Additionally, the clownfish’s movements can help to aerate the anemone, allowing it to access more oxygen and nutrients from the water. This mutual exchange of benefits showcases a fascinating example of how different species can work together in the underwater world.
Aftermath: Nemo in Popular Culture
“Finding Nemo” quickly became a beloved animated classic since its release in 2003. The film captured the hearts of viewers with its heartwarming story of a father, Marlin, looking for his lost son, Nemo, who was captured by scuba divers and taken away from his home in the Great Barrier Reef. Nemo ended up in a fish tank in a dentist’s office in Sydney, where he meets and befriends the members of the “Tank Gang.”
The film’s relatable message of family and friendship resonated with audiences across the globe. The beautifully animated underwater world, colorful and diverse cast of characters, and engaging storyline made the movie unforgettable. Nemo, the young clownfish protagonist, instantly became an iconic character, symbolizing hope, courage, and determination in the face of adversity.
The popularity of “Finding Nemo” led to various merchandise, such as toys, apparel, and home décor featuring the well-loved characters. The film also inspired the creation of numerous video games, where players could take on the roles of Nemo, Marlin, and their underwater friends.
In 2016, Pixar released a sequel, “Finding Dory.” This film shifted focus to another beloved character from the original movie – Dory, the forgetful yet lovable blue tang fish. The sequel revisited the familiar underwater world and built on the themes of friendship, family, and overcoming personal challenges.
As a result of “Finding Nemo” and its sequel, public interest in aquatic life and marine conservation grew significantly. The films provided invaluable exposure to the fascinating world beneath the ocean’s surface and sparked meaningful conversations about the importance of preserving these delicate ecosystems. In this way, the story of Nemo continues to leave a lasting impact on popular culture and the collective consciousness.

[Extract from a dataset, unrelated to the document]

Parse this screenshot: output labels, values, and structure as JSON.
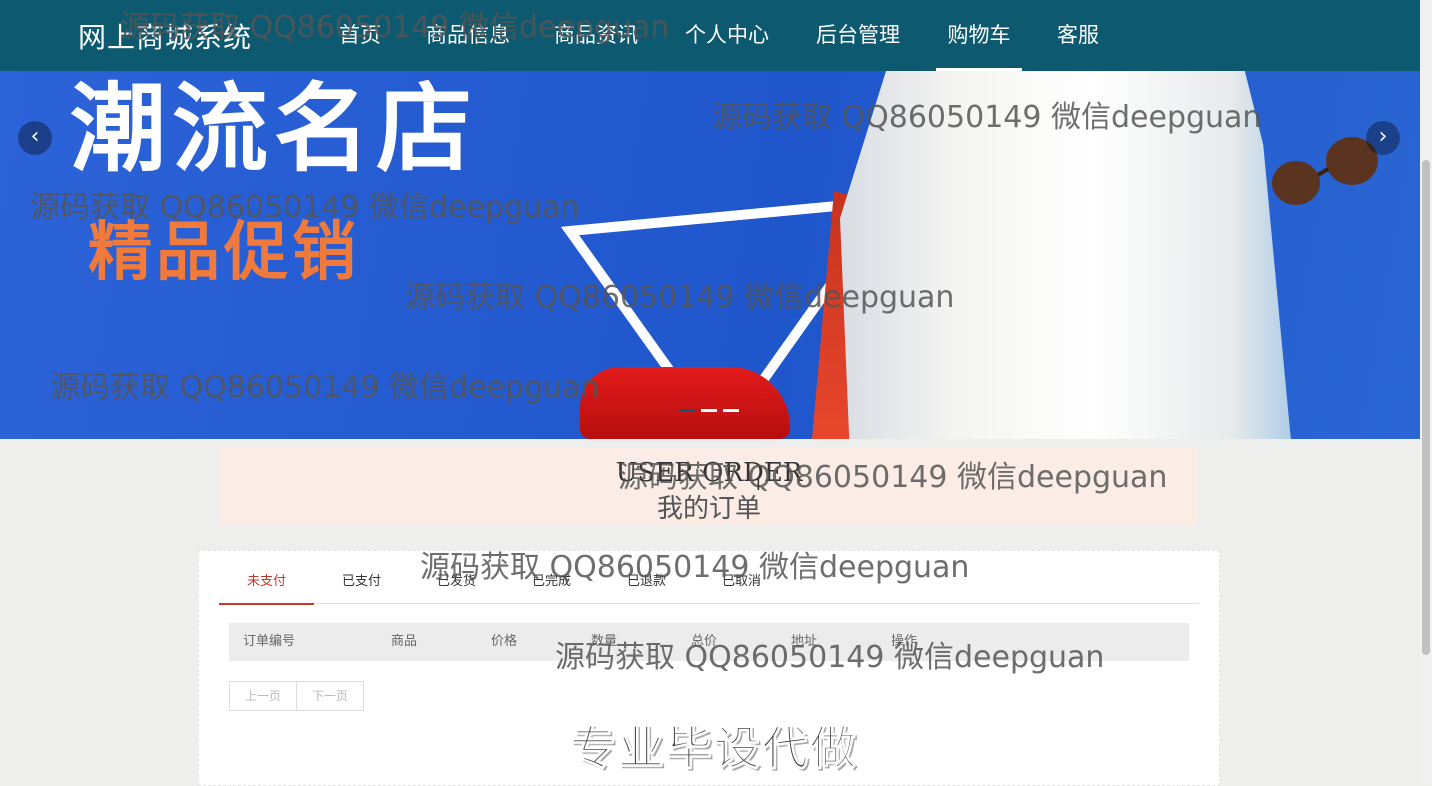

Frequently Asked Questions
What is the home of Nemo and Marlin called?
Nemo and Marlin, the main characters of “Finding Nemo,” call the Great Barrier Reef their home. This is a vast and diverse coral reef system located off the eastern coast of Australia.
In which country is Nemo’s home located?
Nemo’s home, the Great Barrier Reef, is situated off the eastern coast of Australia. Australia is known for its unique wildlife, stunning natural landscapes, and pristine coral reefs.
What type of habitat do Nemo and Marlin live in?
Nemo and Marlin live in a sea anemone within the Great Barrier Reef. Sea anemones provide a safe and protective environment for clownfish like Nemo and Marlin, as they are immune to the anemone’s stinging cells.
Where does Dory reside?
Dory, another central character in “Finding Nemo” and the protagonist of “Finding Dory,” lives with Nemo and Marlin in the Great Barrier Reef. The three of them form a close-knit family after their incredible adventures throughout the films.
Where was Nemo taken to in the movie?
In “Finding Nemo,” Nemo is captured by a diver and taken to a fish tank in a dentist office located in Sydney, Australia. Marlin then embarks on a perilous journey to find and rescue his son, meeting helpful allies like Dory along the way.
What location is the main setting of Finding Dory?
The primary setting of “Finding Dory” is the Marine Life Institute in California, a fictional marine rehabilitation and research center. Dory sets out on a quest to find her long-lost family, and the adventure unfolds mainly within the institute’s facilities.